RORC Ile d’Ouessant Race
After being granted the title of Yachtmaster and completing my first Cowes Week with exhausting corporate hospitality I was still only in the first half of August. There was little rest to be had as I was competing in a 400 mile offshore race the very next day after Cowes Week, this time on a 45 foot fast boat with a crew of 12.
The race course set was along a very familiar route I had been training and racing down the last year. Starting at Cowes we drifted in very little wind west out of the Solent, thankfully the forecast was accurate and a building breeze from the east pushed us to the first turning mark at Wolf Rock. After many enjoyable hours of surfing down the waves past Dorset, Devon and Cornwall we turned left towards the Island of Ushant or Ile d’Ouessant on the North West tip of France. I would have rounded this island on leg three of the solitaire if my forestay had not have snapped and forced me to retire, so I was happy to get around it cleanly and start heading for the finish line at St Malo.
The Yacht, RP45 Katsu, was much bigger than I have been used too, enough head room in the cabin for me to stand AND a fitted toilet. I most enjoyed the three hours on three hours off watch system, I felt spoilt with the amount of sleep I was able to get. We worked the changes in the tide well to finish the race 2nd in our class and 5th overall in the fleet of 36, but more positively I was able to gain a lot more experience in sailing offshore with a nice bunch of people.
Soon after I was driving down to another of Britain’s favourite sailing regattas in Dartmouth, on board Redshift with a good group of Figaro sailors and friends. For four days the sleepy town transforms, hosting a fair and rides with street food stalls and rowing boats racing up and down the river. Unfortunately there wasn’t enough wind for our first day of racing but instead we motored the boat out the river to hunt for some fish and launched the paddle boards.
It was back to business for the following three days with plenty of tight racing on offer, again it was great to work within an experienced team pulling off some quick and technical manoeuvres. In this style of racing all the boats are different and require a handicap system to correct the finishing times before the final results are posted, it’s only after the racing you see that each position is split by mere seconds after hours of racing. On the final day of racing with bigger winds I missed the comforts of sailing solo as scrambling around a busy crewed boat I managed to pull my lifejacket cord inflating the air bag and activating the light, not a very subtle mistake. Soon after, during a tack, my shoe got caught and flicked off tumbling into the sea, never to be seen again.

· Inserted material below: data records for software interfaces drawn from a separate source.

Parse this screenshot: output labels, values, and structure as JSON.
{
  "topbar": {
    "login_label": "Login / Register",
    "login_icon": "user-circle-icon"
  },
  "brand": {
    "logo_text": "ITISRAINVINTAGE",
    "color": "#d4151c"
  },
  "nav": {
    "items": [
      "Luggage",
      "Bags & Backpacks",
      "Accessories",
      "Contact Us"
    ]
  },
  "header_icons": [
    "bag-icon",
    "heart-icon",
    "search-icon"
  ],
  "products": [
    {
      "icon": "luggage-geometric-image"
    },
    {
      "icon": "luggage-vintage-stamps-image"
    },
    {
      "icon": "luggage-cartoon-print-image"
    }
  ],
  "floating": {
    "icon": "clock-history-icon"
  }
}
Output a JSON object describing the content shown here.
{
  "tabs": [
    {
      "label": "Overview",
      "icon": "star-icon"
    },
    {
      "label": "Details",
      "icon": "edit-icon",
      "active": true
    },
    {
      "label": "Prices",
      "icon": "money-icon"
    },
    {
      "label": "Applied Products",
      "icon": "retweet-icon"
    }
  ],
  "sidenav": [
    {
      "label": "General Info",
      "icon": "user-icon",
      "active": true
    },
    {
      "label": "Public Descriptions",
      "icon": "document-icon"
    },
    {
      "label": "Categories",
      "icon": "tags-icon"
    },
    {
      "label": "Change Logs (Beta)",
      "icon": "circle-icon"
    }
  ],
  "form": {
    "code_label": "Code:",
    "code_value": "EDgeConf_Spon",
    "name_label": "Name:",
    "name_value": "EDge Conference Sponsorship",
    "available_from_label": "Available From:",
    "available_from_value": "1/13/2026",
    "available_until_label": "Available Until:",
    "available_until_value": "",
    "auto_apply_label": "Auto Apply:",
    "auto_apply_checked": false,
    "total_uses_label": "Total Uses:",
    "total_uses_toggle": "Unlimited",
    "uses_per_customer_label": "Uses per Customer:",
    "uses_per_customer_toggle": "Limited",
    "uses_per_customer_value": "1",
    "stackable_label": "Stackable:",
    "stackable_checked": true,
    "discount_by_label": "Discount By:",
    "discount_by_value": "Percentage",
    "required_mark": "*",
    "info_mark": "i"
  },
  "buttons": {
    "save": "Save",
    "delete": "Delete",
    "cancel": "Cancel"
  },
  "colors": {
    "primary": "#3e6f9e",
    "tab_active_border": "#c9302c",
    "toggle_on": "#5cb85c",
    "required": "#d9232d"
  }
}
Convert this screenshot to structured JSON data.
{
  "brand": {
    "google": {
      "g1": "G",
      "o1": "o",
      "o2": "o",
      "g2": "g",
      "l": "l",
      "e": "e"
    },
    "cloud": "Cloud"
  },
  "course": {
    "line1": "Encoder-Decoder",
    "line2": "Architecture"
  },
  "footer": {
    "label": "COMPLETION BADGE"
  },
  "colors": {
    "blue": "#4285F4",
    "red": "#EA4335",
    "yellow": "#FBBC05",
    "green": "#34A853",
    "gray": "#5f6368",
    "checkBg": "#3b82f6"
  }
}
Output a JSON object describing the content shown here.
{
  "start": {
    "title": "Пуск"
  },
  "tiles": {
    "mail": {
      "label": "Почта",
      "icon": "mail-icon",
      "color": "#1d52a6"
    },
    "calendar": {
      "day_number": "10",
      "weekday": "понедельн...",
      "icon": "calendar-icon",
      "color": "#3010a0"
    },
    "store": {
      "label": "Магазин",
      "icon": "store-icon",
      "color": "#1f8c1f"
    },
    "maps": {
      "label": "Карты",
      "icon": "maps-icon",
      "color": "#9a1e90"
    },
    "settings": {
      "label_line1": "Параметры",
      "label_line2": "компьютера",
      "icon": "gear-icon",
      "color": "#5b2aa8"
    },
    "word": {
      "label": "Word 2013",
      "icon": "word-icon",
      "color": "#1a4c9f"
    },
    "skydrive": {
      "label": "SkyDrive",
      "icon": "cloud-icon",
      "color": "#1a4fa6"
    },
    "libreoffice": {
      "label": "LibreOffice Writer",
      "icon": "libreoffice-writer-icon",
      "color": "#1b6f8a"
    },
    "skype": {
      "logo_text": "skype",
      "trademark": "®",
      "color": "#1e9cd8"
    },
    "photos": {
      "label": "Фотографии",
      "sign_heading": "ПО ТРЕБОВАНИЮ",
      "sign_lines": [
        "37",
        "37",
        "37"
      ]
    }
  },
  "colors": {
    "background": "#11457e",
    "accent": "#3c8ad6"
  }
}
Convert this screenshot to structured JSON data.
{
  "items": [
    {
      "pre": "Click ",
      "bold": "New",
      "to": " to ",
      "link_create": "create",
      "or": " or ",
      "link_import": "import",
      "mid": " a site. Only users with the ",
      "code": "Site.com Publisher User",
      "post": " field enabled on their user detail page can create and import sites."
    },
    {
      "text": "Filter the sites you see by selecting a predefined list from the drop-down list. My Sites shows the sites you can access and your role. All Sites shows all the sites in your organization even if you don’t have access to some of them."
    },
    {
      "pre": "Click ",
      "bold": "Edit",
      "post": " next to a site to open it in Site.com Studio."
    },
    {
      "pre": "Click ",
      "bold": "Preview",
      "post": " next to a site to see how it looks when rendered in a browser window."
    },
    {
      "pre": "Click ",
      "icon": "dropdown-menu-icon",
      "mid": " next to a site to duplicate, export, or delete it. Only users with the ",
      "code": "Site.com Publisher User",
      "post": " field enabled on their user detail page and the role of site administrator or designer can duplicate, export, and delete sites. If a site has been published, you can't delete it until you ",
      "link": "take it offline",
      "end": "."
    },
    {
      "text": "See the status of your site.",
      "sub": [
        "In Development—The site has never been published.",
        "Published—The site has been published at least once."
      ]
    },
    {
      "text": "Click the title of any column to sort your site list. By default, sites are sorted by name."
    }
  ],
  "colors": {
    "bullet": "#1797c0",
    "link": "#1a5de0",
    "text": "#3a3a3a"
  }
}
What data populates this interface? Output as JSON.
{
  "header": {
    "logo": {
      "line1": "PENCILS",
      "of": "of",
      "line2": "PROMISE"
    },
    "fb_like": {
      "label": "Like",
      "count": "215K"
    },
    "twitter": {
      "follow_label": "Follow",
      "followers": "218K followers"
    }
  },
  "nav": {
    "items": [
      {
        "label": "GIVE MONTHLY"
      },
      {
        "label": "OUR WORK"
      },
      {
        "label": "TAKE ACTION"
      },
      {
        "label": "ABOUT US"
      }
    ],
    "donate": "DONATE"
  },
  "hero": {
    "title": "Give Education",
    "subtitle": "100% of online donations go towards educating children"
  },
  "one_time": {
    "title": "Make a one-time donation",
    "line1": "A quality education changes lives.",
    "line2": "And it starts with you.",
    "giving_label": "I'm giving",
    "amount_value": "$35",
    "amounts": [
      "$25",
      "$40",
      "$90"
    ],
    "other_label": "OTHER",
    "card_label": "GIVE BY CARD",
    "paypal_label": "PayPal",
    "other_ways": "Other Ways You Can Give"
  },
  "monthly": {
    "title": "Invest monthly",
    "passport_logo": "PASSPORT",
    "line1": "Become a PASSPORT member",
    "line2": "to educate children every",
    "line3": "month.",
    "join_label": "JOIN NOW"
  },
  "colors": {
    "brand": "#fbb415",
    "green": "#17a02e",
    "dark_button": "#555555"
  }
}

It was a traumatic day on the water but our results improved, winning one race and coming close in the others cementing our overall third place. I am convinced if all teams had been sailing the same type of boat we would have won as we often watched the bigger faster boats make big mistakes, in a tight Figaro fleet this would have been hard to get away with . Nonetheless the Dartmouth Regatta was a very memorable event and once again provided me with a huge amount of sailing experience that I can take into sailing offshore.